*** Block opens ***

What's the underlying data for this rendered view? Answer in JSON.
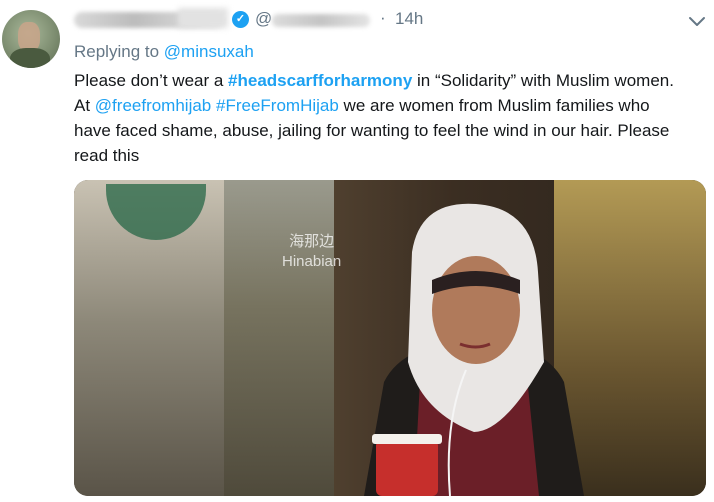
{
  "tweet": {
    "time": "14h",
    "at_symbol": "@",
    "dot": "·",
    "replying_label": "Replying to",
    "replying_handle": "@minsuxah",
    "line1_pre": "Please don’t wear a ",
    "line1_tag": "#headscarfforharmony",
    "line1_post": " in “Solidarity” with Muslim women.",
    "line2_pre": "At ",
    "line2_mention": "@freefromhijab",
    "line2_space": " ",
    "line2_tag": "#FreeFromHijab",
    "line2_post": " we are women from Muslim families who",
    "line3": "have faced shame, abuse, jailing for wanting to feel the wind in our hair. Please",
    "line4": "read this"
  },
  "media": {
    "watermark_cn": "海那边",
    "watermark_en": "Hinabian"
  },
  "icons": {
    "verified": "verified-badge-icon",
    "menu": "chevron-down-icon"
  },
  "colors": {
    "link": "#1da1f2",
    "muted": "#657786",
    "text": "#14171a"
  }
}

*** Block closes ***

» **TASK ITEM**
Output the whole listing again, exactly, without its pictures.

» **RESULT OF THIS TASK**
What's the underlying data for this rendered view? Answer in JSON.
{
  "tweet": {
    "time": "14h",
    "at_symbol": "@",
    "dot": "·",
    "replying_label": "Replying to",
    "replying_handle": "@minsuxah",
    "line1_pre": "Please don’t wear a ",
    "line1_tag": "#headscarfforharmony",
    "line1_post": " in “Solidarity” with Muslim women.",
    "line2_pre": "At ",
    "line2_mention": "@freefromhijab",
    "line2_space": " ",
    "line2_tag": "#FreeFromHijab",
    "line2_post": " we are women from Muslim families who",
    "line3": "have faced shame, abuse, jailing for wanting to feel the wind in our hair. Please",
    "line4": "read this"
  },
  "media": {
    "watermark_cn": "海那边",
    "watermark_en": "Hinabian"
  },
  "icons": {
    "verified": "verified-badge-icon",
    "menu": "chevron-down-icon"
  },
  "colors": {
    "link": "#1da1f2",
    "muted": "#657786",
    "text": "#14171a"
  }
}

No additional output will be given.